NIRA Research Report No. 19990129
The Analysis of Japanese Media From the Viewpoint of Global Standards
With the rapid growth of TV technology, such as satellite TV and cable TV, which is called "hardware," information can be sent and received through media, transcending nation and culture. In contrast, the "software" of media, such as program content or content reading has been slow to develop in Japan. This has been mainly due to the indifference toward media literacy education, which help to foster the ability to read between the lines of content, and also to the failure of media content utilization policies.
TV programs from September 16 through 18, 72 consecutive hours in all, were recorded in Japan, the UK and the US. The recorded programs were analyzed comparatively and some directives for the future were discussed.
The Japanese gatekeepers handled only a few overseas events within news programs. This owes to the news provision stance and the facilities available to make overseas news available on the Japanese side. As for news presentation, newscasters in the UK conspicuously refrain from making individual comments, while such cannot be said of the Japanese, who should overthink such practices. Promoting the research on the content of media, Japan is highly expected to build up facilities which allow researchers access to the program content.
Concerning entertainment programs, audiences have little opportunity to participate in programs in Japan. The implication of such a situation is that the audience may become passive recepients of media, and accept media content without critical judgement. It is urgently necessary for Japanese audiences to become aware of the need for, and to acquire media literacy.
Commercials, which occupy about 20 percent of the air time on Japanese TV, is superior in both picture quality and expressive functions, relative to UK and US commercials. The commercial message (CM) plays the role of transmitting social heritage such as cultural norms, values, customs and traditions to all members of society, from generation to generation, but is sometimes imposing upon the audience. Japanese audiences tend not to critically judge such messages, and again, they need to obtain a more critical perspective.
Recently television violence has been a major topic of media policy. What is so-called the "Vchip" has been introduced in the US. Japan, on the other hand, has not taken on any solid stance toward such measures. Much more research, academic in nature, needed to understand the effects of TV on societal violence and human behavior.

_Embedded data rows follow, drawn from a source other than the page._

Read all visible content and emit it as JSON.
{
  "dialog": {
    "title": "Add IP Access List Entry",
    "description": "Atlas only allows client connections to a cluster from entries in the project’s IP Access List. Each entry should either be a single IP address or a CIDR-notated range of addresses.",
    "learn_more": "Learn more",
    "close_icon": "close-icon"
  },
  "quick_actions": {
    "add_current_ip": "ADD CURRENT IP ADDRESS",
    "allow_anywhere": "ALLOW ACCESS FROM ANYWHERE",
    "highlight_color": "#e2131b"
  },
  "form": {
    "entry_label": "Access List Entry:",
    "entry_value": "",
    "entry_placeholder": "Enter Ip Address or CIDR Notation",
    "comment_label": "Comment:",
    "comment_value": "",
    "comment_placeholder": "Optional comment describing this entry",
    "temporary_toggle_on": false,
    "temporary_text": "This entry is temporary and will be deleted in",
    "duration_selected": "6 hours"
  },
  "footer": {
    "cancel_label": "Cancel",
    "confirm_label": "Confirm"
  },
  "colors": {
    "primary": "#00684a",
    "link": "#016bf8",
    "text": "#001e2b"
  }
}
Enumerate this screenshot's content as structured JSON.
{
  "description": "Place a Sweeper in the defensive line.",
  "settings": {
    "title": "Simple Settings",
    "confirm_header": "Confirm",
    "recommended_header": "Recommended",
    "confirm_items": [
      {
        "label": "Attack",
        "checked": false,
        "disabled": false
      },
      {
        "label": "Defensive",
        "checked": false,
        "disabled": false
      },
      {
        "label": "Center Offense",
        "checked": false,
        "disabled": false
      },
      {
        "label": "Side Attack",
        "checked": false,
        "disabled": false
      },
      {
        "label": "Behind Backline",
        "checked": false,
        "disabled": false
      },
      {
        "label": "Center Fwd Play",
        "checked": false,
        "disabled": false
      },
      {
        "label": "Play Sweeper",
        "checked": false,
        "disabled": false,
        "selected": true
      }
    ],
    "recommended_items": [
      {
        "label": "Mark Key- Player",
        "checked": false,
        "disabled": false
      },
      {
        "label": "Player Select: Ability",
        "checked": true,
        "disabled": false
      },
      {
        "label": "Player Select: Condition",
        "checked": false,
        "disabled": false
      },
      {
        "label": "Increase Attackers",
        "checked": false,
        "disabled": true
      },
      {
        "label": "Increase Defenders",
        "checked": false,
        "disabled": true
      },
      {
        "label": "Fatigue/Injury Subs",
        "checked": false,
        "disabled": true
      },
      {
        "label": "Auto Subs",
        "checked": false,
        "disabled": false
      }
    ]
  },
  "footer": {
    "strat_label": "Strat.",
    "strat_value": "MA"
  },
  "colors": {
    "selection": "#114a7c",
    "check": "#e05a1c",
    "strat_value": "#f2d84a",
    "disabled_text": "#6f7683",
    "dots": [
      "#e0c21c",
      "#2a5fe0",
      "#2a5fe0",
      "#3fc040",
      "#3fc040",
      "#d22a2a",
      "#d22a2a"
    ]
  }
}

Based upon what have been done so far, as discussed in details in final chapter, the followings are considerations to overcome the present problems: 1) To establish a data bank, to allow researchers access to various information regarding television program content, such as the one offered by Vanderbuilt University in the US, which regularly stores news of the three major networks; 2) To establish an educational program regarding media literacy, which will provide audiences the ability to critically judge media content (this is especially crucial in the higher education sector); 3) To establish a new academic discipline to train media professionals. In particular, nations like the UK and US, who are advanced in media research, are currently experimenting with the possibility of the combination of various academic departments in order to establish a comprehensive media research perspective.
[ Back ]
National Institute for Research Advancement (NIRA) Home Page
Copyright (c) National Institute for Research Advancement (NIRA)